In between the first and second step, the owner has an “off-ramp” in which it can decide that the cost or schedule are not acceptable, thus terminating the project; or: a) go forward with a design-build contract based on the phase one results; b) switch to design-bid-build; or c) solicit proposals from other design-build teams. The design-build team is compensated for its services in phase one regardless of whether the owner proceeds to phase two.
Proponents of PDB say that this method allows better collaboration between the owner and the design-build team, because a single team works closely with the owner during phase one to develop a design together, rather than in a separate silo (as in a best value competition). Even though the chosen design-build team in a best value selection can work with the owner post-selection to refine the design, many of the crucial design decisions have already been made and are “baked in” by the time the owner awards the contract.

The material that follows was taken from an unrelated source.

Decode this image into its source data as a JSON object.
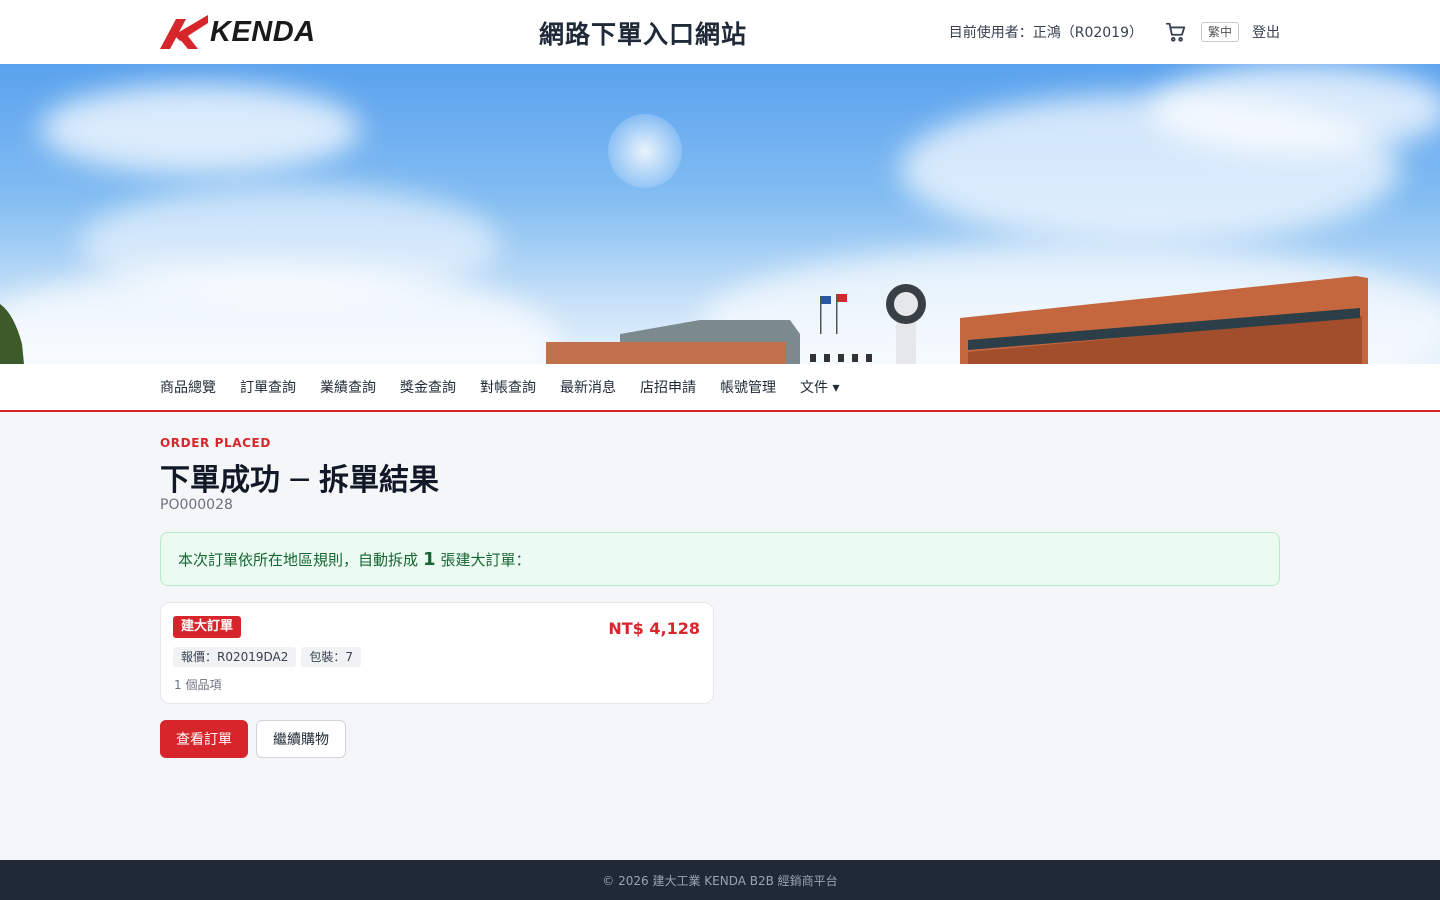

With a PDB selection, the design-build team is hired on qualifications before the design has been developed at all. Cost and schedule commitments are not part of the selection process until phase two, where the owner can opt out or opt to play. The owner can also participate in the selection of subcontractors and suppliers in PDB, before the teams are finally established.
Since many procurement laws are drafted around “best value” selection, it may be necessary to amend the state statute or public ordinance to permit PDB as an option. In November 2016, the DBIA board of directors approved a new Progressive Design-Build Agreement (DBIA Doc. No. 545, 2016). This was the result of a two-year collaboration between DBIA and the WDBC to come up with a user-friendly, standard form for PDB, the first industry publication of its kind. Although the document is labeled for use for “water and wastewater projects,” there is nothing in the form that limits its use to that sector. The form can be used for horizontal or vertical projects outside of the water space simply by altering the title page. For a deeper dive into the PDB world, the WDBC publishes a procurement guide, as well as forms for RFQ and RFP.
So don’t look puzzled when your client asks, “What’s the new method of project delivery called progressive design-build?” PDB is not to be confused with PBR (Pabst Blue Ribbon or professional bull riders). If you tell your client it’s a beer, you’ll be showing your ignorance of the latest trend, and that’s no bull!
G. William Quatman, Esq., is general counsel and senior vice president at Burns & McDonnell Engineering Co. He can be reached at email@example.com.